This team is devoid of heart, passion and the sense of direction needed to be relevant. Ultimately, that falls on the owner, who insists we “Ask Phil.”
If only Phil made himself available to speak to the media instead of sending riddles via Twitter. If only he could achieve a fraction of the success that made him one the greatest coaches of all-time. Or better yet, if only Dolan started ripping Jackson publicly the way Phil has done with Carmelo Anthony.
Simply put, the Knicks are in trouble like never before. Entering Friday, their neighbors in Brooklyn have lost 11 straight and 22 of the last 23 games. This is the first time since the 1989-90 season the Nets have had multiple losing streaks of 11+ games. Plus, they’re in a lose-lose situation (literally) because they don’t own their upcoming first-round pick. But somehow, they’re not as bad the Knicks.
Don’t be fooled, James Dolan did not have the fans in mind when he agreed to this interview. He never makes these type of media appearances. The sole purpose of this one was to refute Oakley’s claims of innocence. The firing of the Garden employer and talking to Michael Kay was all about damage control. The task: repair the public image of the NY Knicks.
But in doing so, he came off as arrogant, disrespectful and incredibly naive. And Dolan didn’t assuage any of those concerns when he voiced that Oakley had a problem, maybe that alcoholism. It was eerily similar to how he addressed a displeased fan in an email a few years ago.
This was another egregious decision by Dolan that produced ire in the sports world.

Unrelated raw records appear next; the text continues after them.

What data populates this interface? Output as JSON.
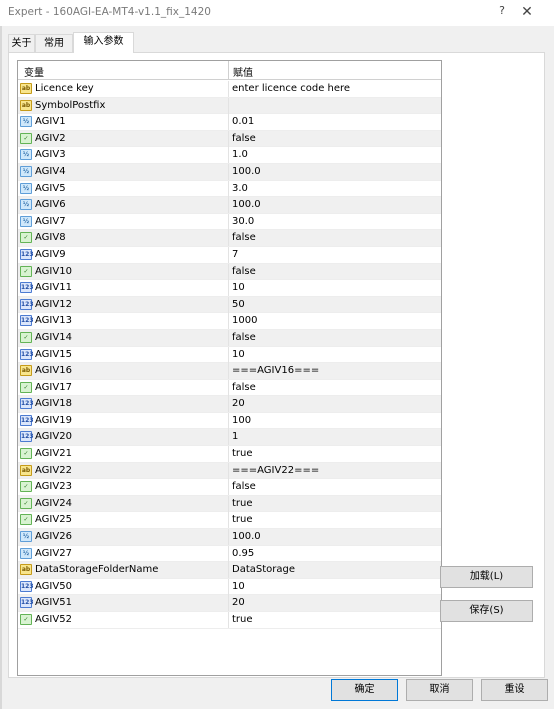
{
  "window": {
    "title": "Expert - 160AGI-EA-MT4-v1.1_fix_1420",
    "help_glyph": "?",
    "close_glyph": "✕"
  },
  "tabs": [
    {
      "label": "关于",
      "active": false
    },
    {
      "label": "常用",
      "active": false
    },
    {
      "label": "输入参数",
      "active": true
    }
  ],
  "grid": {
    "col_variable": "变量",
    "col_value": "赋值",
    "rows": [
      {
        "type": "str",
        "name": "Licence key",
        "value": "enter licence code here"
      },
      {
        "type": "str",
        "name": "SymbolPostfix",
        "value": ""
      },
      {
        "type": "dbl",
        "name": "AGIV1",
        "value": "0.01"
      },
      {
        "type": "bool",
        "name": "AGIV2",
        "value": "false"
      },
      {
        "type": "dbl",
        "name": "AGIV3",
        "value": "1.0"
      },
      {
        "type": "dbl",
        "name": "AGIV4",
        "value": "100.0"
      },
      {
        "type": "dbl",
        "name": "AGIV5",
        "value": "3.0"
      },
      {
        "type": "dbl",
        "name": "AGIV6",
        "value": "100.0"
      },
      {
        "type": "dbl",
        "name": "AGIV7",
        "value": "30.0"
      },
      {
        "type": "bool",
        "name": "AGIV8",
        "value": "false"
      },
      {
        "type": "int",
        "name": "AGIV9",
        "value": "7"
      },
      {
        "type": "bool",
        "name": "AGIV10",
        "value": "false"
      },
      {
        "type": "int",
        "name": "AGIV11",
        "value": "10"
      },
      {
        "type": "int",
        "name": "AGIV12",
        "value": "50"
      },
      {
        "type": "int",
        "name": "AGIV13",
        "value": "1000"
      },
      {
        "type": "bool",
        "name": "AGIV14",
        "value": "false"
      },
      {
        "type": "int",
        "name": "AGIV15",
        "value": "10"
      },
      {
        "type": "str",
        "name": "AGIV16",
        "value": "===AGIV16==="
      },
      {
        "type": "bool",
        "name": "AGIV17",
        "value": "false"
      },
      {
        "type": "int",
        "name": "AGIV18",
        "value": "20"
      },
      {
        "type": "int",
        "name": "AGIV19",
        "value": "100"
      },
      {
        "type": "int",
        "name": "AGIV20",
        "value": "1"
      },
      {
        "type": "bool",
        "name": "AGIV21",
        "value": "true"
      },
      {
        "type": "str",
        "name": "AGIV22",
        "value": "===AGIV22==="
      },
      {
        "type": "bool",
        "name": "AGIV23",
        "value": "false"
      },
      {
        "type": "bool",
        "name": "AGIV24",
        "value": "true"
      },
      {
        "type": "bool",
        "name": "AGIV25",
        "value": "true"
      },
      {
        "type": "dbl",
        "name": "AGIV26",
        "value": "100.0"
      },
      {
        "type": "dbl",
        "name": "AGIV27",
        "value": "0.95"
      },
      {
        "type": "str",
        "name": "DataStorageFolderName",
        "value": "DataStorage"
      },
      {
        "type": "int",
        "name": "AGIV50",
        "value": "10"
      },
      {
        "type": "int",
        "name": "AGIV51",
        "value": "20"
      },
      {
        "type": "bool",
        "name": "AGIV52",
        "value": "true"
      }
    ]
  },
  "type_icons": {
    "str": {
      "icon": "string-type-icon",
      "glyph": "ab"
    },
    "dbl": {
      "icon": "double-type-icon",
      "glyph": "½"
    },
    "bool": {
      "icon": "bool-type-icon",
      "glyph": "✓"
    },
    "int": {
      "icon": "int-type-icon",
      "glyph": "123"
    }
  },
  "buttons": {
    "load": "加载(L)",
    "save": "保存(S)",
    "ok": "确定",
    "cancel": "取消",
    "reset": "重设"
  },
  "colors": {
    "accent": "#0078d7",
    "row_alt": "#f0f0f0",
    "panel_bg": "#f0f0f0"
  }
}
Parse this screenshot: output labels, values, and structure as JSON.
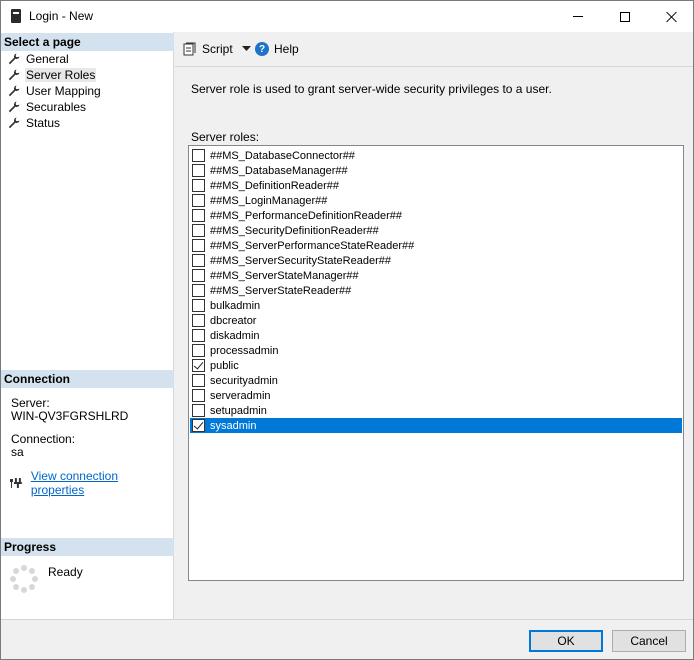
{
  "window": {
    "title": "Login - New"
  },
  "left_panel": {
    "select_page_header": "Select a page",
    "pages": [
      {
        "label": "General",
        "selected": false
      },
      {
        "label": "Server Roles",
        "selected": true
      },
      {
        "label": "User Mapping",
        "selected": false
      },
      {
        "label": "Securables",
        "selected": false
      },
      {
        "label": "Status",
        "selected": false
      }
    ],
    "connection_header": "Connection",
    "server_label": "Server:",
    "server_value": "WIN-QV3FGRSHLRD",
    "connection_label": "Connection:",
    "connection_value": "sa",
    "view_connection_link": "View connection properties",
    "progress_header": "Progress",
    "progress_status": "Ready"
  },
  "toolbar": {
    "script_label": "Script",
    "help_label": "Help"
  },
  "main": {
    "description": "Server role is used to grant server-wide security privileges to a user.",
    "roles_label": "Server roles:",
    "roles": [
      {
        "name": "##MS_DatabaseConnector##",
        "checked": false,
        "selected": false
      },
      {
        "name": "##MS_DatabaseManager##",
        "checked": false,
        "selected": false
      },
      {
        "name": "##MS_DefinitionReader##",
        "checked": false,
        "selected": false
      },
      {
        "name": "##MS_LoginManager##",
        "checked": false,
        "selected": false
      },
      {
        "name": "##MS_PerformanceDefinitionReader##",
        "checked": false,
        "selected": false
      },
      {
        "name": "##MS_SecurityDefinitionReader##",
        "checked": false,
        "selected": false
      },
      {
        "name": "##MS_ServerPerformanceStateReader##",
        "checked": false,
        "selected": false
      },
      {
        "name": "##MS_ServerSecurityStateReader##",
        "checked": false,
        "selected": false
      },
      {
        "name": "##MS_ServerStateManager##",
        "checked": false,
        "selected": false
      },
      {
        "name": "##MS_ServerStateReader##",
        "checked": false,
        "selected": false
      },
      {
        "name": "bulkadmin",
        "checked": false,
        "selected": false
      },
      {
        "name": "dbcreator",
        "checked": false,
        "selected": false
      },
      {
        "name": "diskadmin",
        "checked": false,
        "selected": false
      },
      {
        "name": "processadmin",
        "checked": false,
        "selected": false
      },
      {
        "name": "public",
        "checked": true,
        "selected": false
      },
      {
        "name": "securityadmin",
        "checked": false,
        "selected": false
      },
      {
        "name": "serveradmin",
        "checked": false,
        "selected": false
      },
      {
        "name": "setupadmin",
        "checked": false,
        "selected": false
      },
      {
        "name": "sysadmin",
        "checked": true,
        "selected": true
      }
    ]
  },
  "footer": {
    "ok_label": "OK",
    "cancel_label": "Cancel"
  },
  "colors": {
    "section_header_bg": "#d4e1ee",
    "selection_bg": "#0078d7",
    "link": "#0066cc"
  }
}
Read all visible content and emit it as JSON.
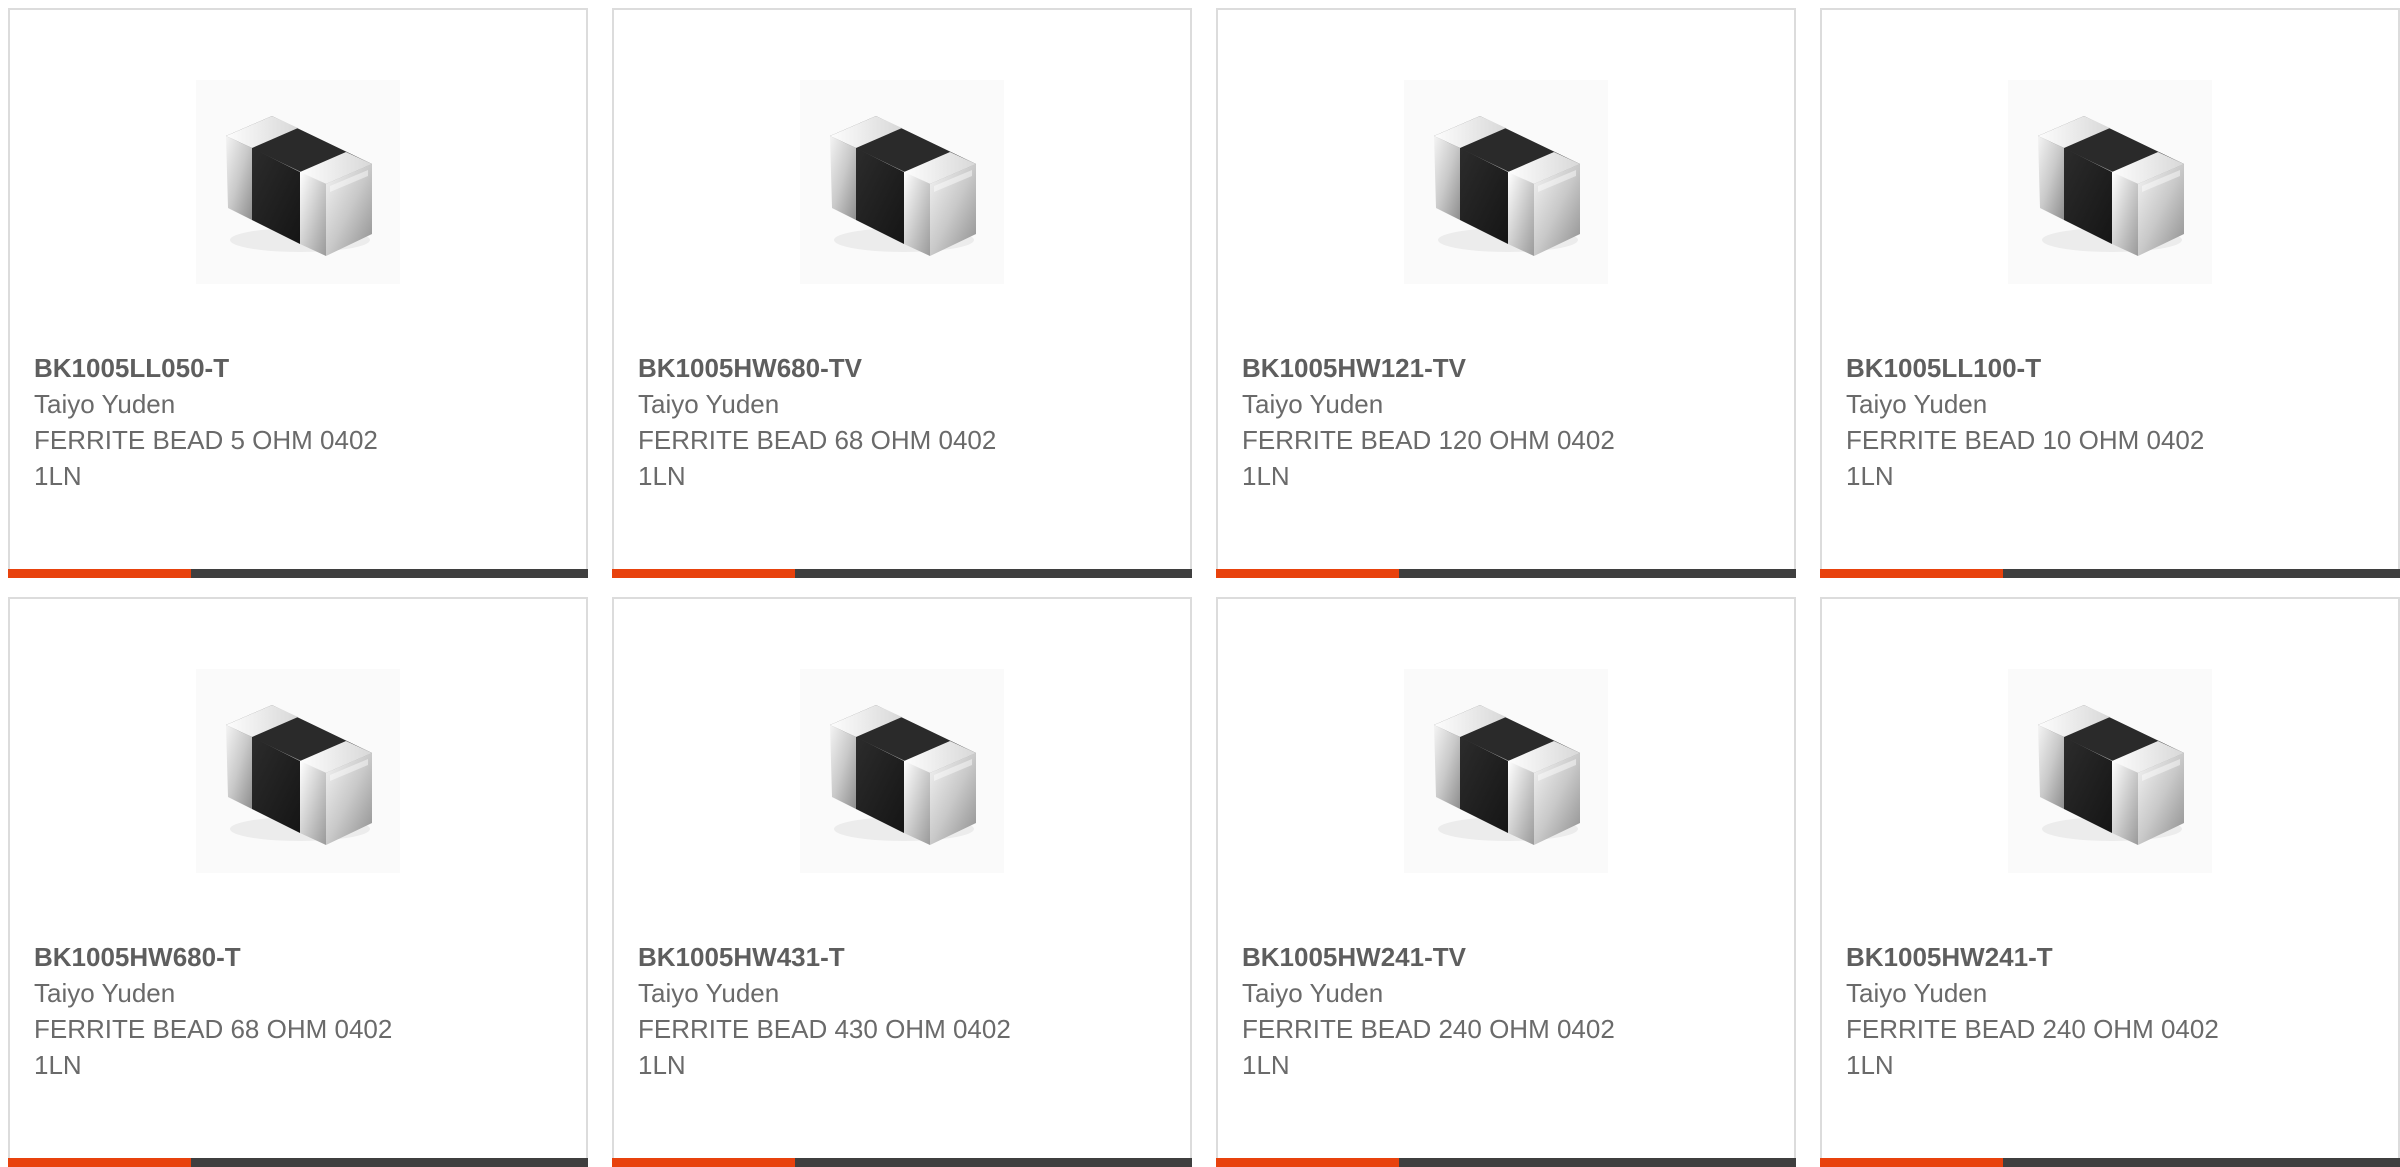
{
  "colors": {
    "accent": "#e8420d",
    "bar_dark": "#3f3f3f",
    "border": "#dcdcdc",
    "text": "#666666"
  },
  "products": [
    {
      "part": "BK1005LL050-T",
      "maker": "Taiyo Yuden",
      "desc": "FERRITE BEAD 5 OHM 0402",
      "lines": "1LN",
      "image": "ferrite-bead-chip-icon"
    },
    {
      "part": "BK1005HW680-TV",
      "maker": "Taiyo Yuden",
      "desc": "FERRITE BEAD 68 OHM 0402",
      "lines": "1LN",
      "image": "ferrite-bead-chip-icon"
    },
    {
      "part": "BK1005HW121-TV",
      "maker": "Taiyo Yuden",
      "desc": "FERRITE BEAD 120 OHM 0402",
      "lines": "1LN",
      "image": "ferrite-bead-chip-icon"
    },
    {
      "part": "BK1005LL100-T",
      "maker": "Taiyo Yuden",
      "desc": "FERRITE BEAD 10 OHM 0402",
      "lines": "1LN",
      "image": "ferrite-bead-chip-icon"
    },
    {
      "part": "BK1005HW680-T",
      "maker": "Taiyo Yuden",
      "desc": "FERRITE BEAD 68 OHM 0402",
      "lines": "1LN",
      "image": "ferrite-bead-chip-icon"
    },
    {
      "part": "BK1005HW431-T",
      "maker": "Taiyo Yuden",
      "desc": "FERRITE BEAD 430 OHM 0402",
      "lines": "1LN",
      "image": "ferrite-bead-chip-icon"
    },
    {
      "part": "BK1005HW241-TV",
      "maker": "Taiyo Yuden",
      "desc": "FERRITE BEAD 240 OHM 0402",
      "lines": "1LN",
      "image": "ferrite-bead-chip-icon"
    },
    {
      "part": "BK1005HW241-T",
      "maker": "Taiyo Yuden",
      "desc": "FERRITE BEAD 240 OHM 0402",
      "lines": "1LN",
      "image": "ferrite-bead-chip-icon"
    }
  ]
}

Shocker.
One of the biggest takeaways of this interview is that James Dolan and Phil Jackson will continue their fast-track to making the sure the Knicks have the distinct legacy of being the worst franchise in the history of sports.